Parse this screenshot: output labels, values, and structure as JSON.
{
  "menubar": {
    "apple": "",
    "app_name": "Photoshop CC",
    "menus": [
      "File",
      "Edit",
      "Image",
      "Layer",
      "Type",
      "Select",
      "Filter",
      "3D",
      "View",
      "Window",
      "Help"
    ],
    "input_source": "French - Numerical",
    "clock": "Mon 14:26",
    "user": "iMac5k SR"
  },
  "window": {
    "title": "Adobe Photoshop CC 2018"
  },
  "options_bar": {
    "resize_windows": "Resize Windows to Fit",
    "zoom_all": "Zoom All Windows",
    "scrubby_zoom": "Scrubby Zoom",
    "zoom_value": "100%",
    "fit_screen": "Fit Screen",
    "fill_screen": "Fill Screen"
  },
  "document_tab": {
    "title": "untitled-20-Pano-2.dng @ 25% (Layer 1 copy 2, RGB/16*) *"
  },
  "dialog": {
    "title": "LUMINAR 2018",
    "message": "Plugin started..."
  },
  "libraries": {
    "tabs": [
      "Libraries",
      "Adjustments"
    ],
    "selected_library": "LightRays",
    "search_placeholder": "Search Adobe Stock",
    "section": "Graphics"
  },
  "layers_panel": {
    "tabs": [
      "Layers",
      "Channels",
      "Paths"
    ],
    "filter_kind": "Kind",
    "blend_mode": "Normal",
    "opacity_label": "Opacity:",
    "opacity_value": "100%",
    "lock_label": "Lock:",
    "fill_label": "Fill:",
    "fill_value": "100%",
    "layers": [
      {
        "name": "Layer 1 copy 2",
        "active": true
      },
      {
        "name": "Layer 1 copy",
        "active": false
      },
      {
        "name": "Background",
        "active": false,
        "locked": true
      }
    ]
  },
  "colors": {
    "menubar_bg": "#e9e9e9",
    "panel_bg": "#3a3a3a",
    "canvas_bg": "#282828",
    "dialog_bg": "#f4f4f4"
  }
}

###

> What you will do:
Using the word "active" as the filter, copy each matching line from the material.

> Response to the exercise:
        "active": true
        "active": false
        "active": false,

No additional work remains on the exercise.